A useful application of half-lives is radioactive dating. It takes a certain amount of time for half the atoms in a sample to decay. It then takes the same amount of time for half the remaining radioactive atoms to decay, and the same amount of time for half of those remaining radioactive atoms to decay, and so on.
How is half-life used in radioactive dating?
Radiometric dating is a method used to date rocks and other objects based on the known decay rate of radioactive isotopes. Each radioactive isotope decays at its own fixed rate, which is expressed in terms of its half-life or, in other words, the time required for a quantity to fall to half of its starting value.
How are half-lives used in absolute dating?

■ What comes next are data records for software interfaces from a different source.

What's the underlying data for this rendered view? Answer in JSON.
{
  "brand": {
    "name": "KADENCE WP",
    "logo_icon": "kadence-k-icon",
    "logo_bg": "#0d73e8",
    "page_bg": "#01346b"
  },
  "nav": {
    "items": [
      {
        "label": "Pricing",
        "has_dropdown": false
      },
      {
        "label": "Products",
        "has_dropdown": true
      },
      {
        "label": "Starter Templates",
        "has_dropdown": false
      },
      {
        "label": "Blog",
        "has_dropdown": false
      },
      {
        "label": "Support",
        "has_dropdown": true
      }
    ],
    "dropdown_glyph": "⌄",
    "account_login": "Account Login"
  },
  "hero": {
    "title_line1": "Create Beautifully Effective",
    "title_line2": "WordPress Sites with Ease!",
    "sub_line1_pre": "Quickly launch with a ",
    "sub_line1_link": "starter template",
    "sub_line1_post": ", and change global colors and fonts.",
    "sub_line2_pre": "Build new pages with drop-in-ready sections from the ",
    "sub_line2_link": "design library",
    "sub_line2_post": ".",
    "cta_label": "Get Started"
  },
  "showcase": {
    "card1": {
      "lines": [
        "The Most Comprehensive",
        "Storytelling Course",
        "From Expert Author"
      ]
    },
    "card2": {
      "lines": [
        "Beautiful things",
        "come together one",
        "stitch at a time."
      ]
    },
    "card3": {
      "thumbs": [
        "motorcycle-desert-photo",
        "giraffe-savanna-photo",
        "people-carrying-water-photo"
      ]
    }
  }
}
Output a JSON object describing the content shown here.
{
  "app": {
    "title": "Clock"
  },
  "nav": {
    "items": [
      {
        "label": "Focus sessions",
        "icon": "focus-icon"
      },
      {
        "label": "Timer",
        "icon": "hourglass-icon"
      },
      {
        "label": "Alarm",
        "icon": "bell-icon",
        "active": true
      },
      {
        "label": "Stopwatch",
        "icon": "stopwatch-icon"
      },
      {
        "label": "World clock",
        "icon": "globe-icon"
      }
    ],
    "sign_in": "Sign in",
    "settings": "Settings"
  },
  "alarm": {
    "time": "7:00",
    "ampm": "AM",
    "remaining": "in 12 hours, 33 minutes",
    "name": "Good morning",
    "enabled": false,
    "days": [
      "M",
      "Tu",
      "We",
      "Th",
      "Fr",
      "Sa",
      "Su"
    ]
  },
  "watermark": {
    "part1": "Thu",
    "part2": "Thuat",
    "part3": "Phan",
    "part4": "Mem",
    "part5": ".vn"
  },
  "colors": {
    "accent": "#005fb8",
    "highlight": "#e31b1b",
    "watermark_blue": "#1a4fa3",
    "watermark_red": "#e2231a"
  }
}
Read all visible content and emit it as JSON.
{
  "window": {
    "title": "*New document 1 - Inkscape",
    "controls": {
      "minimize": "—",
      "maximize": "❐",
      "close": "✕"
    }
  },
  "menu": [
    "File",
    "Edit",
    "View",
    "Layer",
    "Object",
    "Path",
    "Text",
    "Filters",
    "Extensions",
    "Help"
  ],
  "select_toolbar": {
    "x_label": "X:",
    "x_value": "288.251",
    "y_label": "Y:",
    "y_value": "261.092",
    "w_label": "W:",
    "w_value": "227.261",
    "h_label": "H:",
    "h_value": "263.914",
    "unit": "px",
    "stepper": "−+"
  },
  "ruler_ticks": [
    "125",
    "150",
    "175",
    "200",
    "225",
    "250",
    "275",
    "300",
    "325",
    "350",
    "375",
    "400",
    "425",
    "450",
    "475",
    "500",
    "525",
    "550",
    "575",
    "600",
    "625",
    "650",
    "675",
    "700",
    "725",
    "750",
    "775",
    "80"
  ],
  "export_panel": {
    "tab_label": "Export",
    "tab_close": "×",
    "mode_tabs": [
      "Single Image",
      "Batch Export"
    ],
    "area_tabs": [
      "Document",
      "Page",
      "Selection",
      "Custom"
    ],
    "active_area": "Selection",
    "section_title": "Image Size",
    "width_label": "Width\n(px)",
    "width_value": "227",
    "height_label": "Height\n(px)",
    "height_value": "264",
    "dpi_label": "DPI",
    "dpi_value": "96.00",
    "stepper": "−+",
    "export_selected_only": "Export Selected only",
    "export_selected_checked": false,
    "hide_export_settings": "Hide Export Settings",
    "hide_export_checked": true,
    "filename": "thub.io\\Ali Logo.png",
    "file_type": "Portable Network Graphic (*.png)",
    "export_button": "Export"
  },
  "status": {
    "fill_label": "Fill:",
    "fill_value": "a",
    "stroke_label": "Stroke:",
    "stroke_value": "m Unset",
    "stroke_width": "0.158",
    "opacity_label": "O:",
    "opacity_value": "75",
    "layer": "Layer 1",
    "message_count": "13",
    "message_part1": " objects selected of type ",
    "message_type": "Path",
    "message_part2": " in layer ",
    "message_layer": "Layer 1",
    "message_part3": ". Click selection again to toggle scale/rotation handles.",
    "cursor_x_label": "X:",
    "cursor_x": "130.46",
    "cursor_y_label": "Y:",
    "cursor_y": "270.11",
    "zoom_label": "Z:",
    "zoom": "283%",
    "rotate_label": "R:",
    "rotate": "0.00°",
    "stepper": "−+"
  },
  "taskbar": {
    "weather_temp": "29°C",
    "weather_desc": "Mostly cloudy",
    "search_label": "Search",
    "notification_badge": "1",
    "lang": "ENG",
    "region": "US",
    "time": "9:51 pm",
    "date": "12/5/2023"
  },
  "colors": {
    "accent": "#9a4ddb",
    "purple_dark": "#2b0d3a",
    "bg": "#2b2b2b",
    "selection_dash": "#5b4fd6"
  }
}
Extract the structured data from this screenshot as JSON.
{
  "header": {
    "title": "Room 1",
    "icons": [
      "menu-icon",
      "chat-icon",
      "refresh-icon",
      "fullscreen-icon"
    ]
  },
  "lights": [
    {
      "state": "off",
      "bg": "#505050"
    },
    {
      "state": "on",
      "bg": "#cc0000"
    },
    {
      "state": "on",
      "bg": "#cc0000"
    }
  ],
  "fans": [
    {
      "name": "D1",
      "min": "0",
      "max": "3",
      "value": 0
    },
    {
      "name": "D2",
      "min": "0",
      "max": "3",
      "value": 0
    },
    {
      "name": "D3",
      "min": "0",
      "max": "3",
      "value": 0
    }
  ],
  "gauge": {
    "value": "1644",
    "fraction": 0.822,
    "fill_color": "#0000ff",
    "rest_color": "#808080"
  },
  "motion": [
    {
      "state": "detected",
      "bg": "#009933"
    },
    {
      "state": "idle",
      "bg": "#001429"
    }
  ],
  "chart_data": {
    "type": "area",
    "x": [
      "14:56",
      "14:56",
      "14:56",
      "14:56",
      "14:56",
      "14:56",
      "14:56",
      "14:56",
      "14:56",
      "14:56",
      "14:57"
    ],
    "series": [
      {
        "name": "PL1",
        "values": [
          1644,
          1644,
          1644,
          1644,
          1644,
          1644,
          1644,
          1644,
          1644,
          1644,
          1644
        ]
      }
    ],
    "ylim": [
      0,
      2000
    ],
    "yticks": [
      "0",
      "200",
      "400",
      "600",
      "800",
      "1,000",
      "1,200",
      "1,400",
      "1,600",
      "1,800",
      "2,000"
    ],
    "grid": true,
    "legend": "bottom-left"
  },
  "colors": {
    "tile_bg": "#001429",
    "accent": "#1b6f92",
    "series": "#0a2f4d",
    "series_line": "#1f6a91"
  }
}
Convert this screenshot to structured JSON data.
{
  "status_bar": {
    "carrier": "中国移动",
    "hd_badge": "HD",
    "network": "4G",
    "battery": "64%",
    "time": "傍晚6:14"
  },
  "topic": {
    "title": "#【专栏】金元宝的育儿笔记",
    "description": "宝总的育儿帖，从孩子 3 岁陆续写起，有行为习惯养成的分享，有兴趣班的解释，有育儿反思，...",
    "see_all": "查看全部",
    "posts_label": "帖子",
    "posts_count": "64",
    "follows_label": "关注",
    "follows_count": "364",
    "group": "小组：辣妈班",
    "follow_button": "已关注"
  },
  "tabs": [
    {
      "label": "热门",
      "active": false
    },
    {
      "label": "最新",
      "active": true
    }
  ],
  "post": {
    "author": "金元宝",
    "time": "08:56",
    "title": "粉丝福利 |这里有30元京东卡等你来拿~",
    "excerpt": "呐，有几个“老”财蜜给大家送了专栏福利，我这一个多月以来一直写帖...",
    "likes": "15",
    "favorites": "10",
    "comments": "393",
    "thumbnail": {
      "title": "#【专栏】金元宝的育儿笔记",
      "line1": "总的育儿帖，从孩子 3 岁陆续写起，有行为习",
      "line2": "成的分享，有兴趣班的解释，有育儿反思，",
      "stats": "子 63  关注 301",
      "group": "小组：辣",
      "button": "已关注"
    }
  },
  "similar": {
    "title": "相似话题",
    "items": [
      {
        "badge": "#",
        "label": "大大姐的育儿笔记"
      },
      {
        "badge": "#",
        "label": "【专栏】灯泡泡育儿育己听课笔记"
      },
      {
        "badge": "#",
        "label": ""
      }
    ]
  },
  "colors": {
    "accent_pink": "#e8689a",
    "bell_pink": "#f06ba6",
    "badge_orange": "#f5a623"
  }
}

The half-life of 238U is 4.5 billion years, i.e., the time it takes for half of the parent isotope atoms to decay into the daughter isotope. This isotope of uranium, 238U, can be used for absolute dating the oldest materials found on Earth, and even meteorites and materials from the earliest events in our solar system.
How isotope half-lives are used to date materials?
The rubidium-strontium method has been a popular method to determine the absolute age of geological processes. When discussing decay rates, scientists refer to “half-lives”—the length of time it takes for one-half of the original atom of the radioactive isotope to decay into an atom of a new isotope.